■ **Task statement**
Wherever the string "paymentData" occurs in a line of these records, report that line.

[Interface dataset entries]
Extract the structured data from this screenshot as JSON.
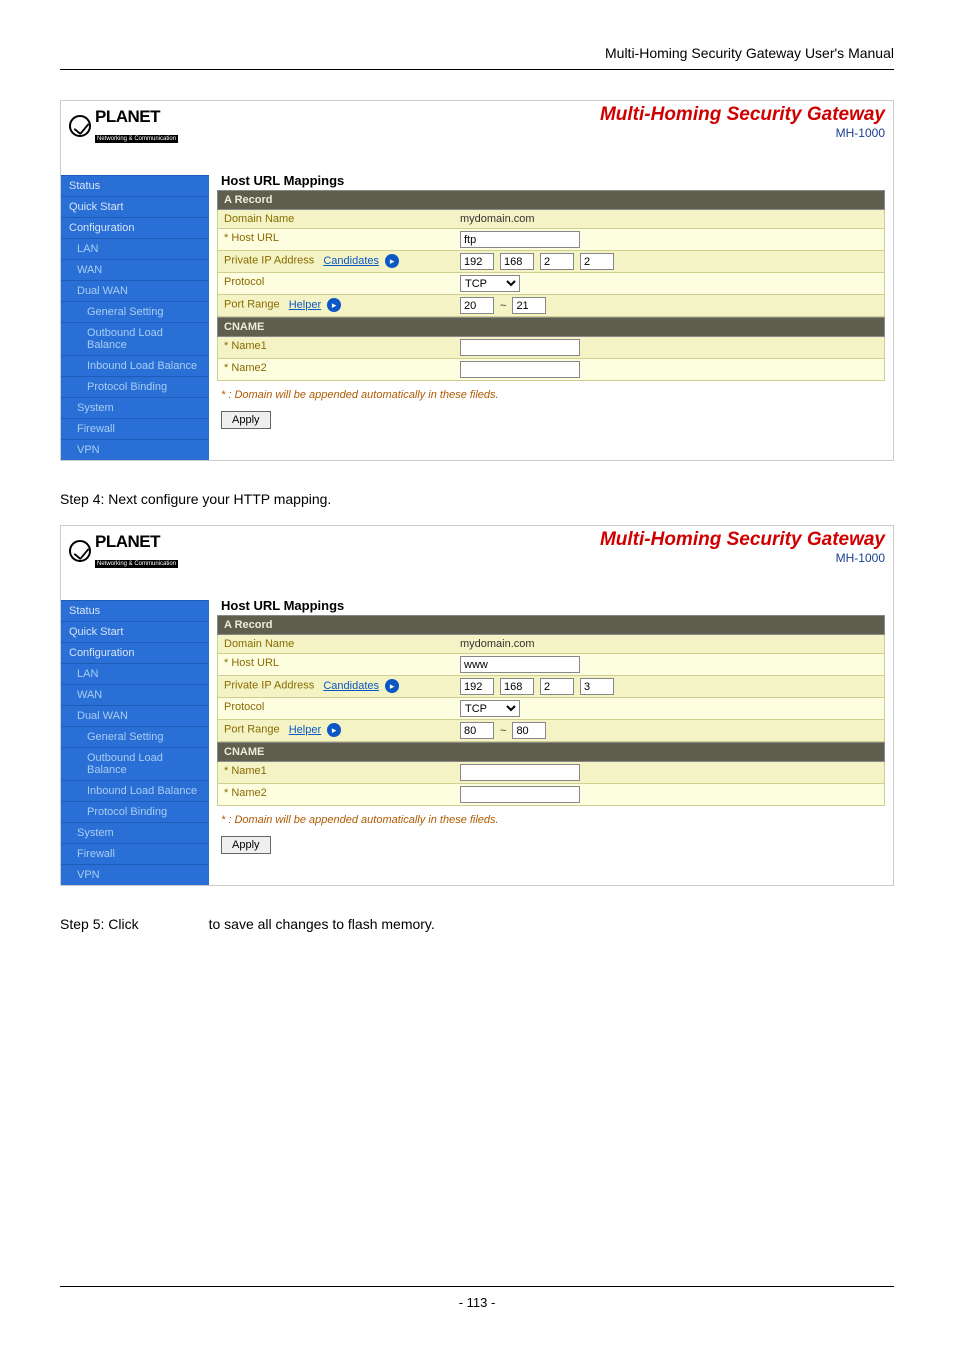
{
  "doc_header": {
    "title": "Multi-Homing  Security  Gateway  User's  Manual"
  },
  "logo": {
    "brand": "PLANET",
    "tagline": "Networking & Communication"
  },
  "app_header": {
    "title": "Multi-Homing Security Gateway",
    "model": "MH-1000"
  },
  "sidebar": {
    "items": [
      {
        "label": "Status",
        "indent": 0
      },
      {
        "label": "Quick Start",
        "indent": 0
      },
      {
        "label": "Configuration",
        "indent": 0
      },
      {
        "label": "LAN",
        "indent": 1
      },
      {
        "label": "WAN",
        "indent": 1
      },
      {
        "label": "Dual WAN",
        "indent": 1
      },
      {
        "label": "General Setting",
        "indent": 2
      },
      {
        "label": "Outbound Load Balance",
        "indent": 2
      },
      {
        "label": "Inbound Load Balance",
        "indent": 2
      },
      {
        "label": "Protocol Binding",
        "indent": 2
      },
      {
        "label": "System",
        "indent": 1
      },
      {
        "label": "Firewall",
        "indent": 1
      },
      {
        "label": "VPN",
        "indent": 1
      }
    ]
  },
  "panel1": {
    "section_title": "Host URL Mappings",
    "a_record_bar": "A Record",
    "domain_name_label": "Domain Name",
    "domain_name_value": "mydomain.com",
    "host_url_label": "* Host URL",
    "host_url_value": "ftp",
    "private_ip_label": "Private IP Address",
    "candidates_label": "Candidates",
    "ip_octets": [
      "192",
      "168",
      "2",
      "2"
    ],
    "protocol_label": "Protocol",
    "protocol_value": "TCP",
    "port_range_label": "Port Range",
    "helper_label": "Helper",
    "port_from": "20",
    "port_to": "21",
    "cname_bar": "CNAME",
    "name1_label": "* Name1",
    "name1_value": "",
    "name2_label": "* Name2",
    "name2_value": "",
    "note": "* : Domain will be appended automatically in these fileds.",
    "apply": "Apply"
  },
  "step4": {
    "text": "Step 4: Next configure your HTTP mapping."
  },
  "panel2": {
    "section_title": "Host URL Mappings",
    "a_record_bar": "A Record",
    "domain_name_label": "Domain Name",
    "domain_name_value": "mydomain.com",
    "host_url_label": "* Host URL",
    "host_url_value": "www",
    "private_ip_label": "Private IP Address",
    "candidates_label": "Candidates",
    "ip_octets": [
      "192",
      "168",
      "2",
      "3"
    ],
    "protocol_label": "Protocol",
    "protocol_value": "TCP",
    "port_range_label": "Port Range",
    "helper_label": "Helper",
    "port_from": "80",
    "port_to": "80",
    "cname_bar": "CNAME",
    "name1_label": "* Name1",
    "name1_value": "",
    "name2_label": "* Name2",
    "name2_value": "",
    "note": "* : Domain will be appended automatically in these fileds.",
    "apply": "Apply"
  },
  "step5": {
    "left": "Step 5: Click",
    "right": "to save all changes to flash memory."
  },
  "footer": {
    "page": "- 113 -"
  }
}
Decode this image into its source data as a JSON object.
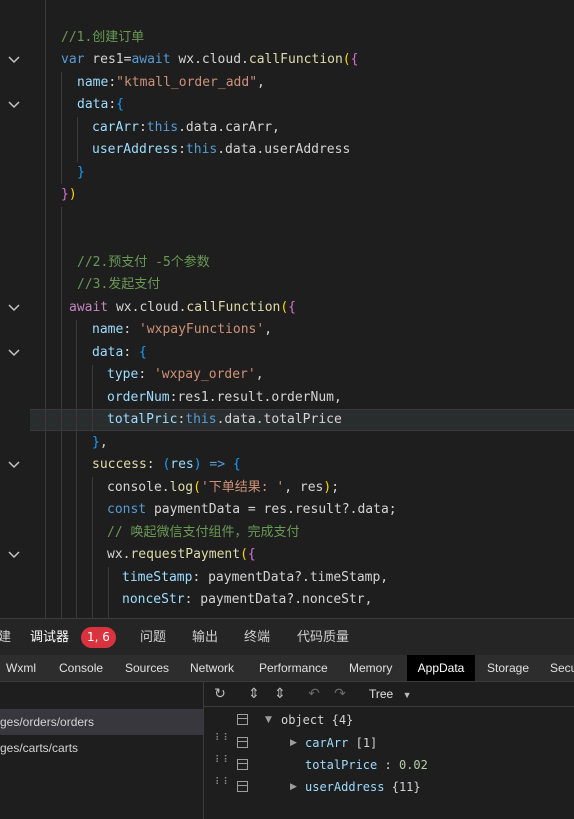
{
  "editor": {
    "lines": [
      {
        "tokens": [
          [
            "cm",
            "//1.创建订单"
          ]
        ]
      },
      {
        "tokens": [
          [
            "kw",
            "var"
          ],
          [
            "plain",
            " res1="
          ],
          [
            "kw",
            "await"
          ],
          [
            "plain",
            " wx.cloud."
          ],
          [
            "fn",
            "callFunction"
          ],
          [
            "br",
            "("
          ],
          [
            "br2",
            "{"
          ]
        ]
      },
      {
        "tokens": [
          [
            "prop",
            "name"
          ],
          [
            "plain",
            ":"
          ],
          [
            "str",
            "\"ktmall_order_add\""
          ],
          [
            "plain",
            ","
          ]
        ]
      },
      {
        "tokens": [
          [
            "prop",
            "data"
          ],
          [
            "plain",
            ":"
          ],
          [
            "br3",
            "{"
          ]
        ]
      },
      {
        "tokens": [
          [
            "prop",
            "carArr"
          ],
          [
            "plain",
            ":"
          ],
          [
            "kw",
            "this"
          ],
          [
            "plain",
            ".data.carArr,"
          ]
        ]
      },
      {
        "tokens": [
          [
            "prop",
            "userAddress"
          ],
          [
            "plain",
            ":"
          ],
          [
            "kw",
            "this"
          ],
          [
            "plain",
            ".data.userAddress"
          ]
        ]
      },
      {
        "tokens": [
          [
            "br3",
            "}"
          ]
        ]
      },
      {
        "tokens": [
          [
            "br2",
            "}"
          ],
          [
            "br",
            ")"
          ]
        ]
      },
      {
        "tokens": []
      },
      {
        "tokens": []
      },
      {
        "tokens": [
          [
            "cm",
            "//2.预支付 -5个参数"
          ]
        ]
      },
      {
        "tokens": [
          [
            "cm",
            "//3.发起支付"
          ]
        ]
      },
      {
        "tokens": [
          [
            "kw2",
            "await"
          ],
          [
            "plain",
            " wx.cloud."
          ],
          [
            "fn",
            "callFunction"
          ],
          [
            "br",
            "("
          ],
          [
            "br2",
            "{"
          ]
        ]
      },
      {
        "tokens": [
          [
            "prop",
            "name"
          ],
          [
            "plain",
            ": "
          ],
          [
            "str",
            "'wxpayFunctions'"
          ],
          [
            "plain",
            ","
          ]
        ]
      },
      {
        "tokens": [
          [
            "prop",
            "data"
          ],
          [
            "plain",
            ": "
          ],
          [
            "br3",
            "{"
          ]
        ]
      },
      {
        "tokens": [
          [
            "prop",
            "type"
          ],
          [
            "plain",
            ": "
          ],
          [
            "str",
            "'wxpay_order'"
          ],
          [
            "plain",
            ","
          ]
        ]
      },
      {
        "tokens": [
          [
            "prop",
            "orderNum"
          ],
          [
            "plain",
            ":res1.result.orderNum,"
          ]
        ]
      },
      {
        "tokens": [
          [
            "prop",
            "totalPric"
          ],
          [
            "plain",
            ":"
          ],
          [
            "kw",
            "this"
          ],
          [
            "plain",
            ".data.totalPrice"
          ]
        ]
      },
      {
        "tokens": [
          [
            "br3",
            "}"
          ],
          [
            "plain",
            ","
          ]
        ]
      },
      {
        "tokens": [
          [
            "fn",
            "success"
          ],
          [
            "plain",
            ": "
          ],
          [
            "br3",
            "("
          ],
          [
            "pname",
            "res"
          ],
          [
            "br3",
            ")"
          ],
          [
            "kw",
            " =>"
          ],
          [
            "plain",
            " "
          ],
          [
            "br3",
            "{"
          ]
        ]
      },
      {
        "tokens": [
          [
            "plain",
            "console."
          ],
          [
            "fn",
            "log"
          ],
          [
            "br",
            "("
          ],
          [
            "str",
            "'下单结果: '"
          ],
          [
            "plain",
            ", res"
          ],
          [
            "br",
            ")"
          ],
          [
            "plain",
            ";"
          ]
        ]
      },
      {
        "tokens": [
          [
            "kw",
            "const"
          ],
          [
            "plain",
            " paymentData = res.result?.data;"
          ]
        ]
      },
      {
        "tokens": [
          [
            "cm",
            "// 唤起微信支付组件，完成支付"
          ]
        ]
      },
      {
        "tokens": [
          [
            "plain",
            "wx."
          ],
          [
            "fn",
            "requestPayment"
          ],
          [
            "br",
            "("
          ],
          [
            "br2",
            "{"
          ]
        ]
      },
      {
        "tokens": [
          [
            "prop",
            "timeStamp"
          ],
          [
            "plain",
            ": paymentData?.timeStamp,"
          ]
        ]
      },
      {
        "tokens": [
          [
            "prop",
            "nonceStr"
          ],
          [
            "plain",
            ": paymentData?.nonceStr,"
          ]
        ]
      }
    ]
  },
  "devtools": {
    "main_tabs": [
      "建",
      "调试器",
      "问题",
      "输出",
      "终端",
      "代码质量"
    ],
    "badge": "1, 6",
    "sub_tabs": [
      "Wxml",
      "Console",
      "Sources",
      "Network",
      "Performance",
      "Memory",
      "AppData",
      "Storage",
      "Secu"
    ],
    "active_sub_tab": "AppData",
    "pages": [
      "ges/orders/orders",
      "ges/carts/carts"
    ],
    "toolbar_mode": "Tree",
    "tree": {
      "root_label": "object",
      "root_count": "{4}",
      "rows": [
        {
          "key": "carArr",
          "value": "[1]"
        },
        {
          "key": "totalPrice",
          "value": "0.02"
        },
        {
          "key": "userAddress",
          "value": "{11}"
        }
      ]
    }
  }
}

■ **Reply to the exercise**
            " paymentData = res.result?.data;"
            ": paymentData?.timeStamp,"
            ": paymentData?.nonceStr,"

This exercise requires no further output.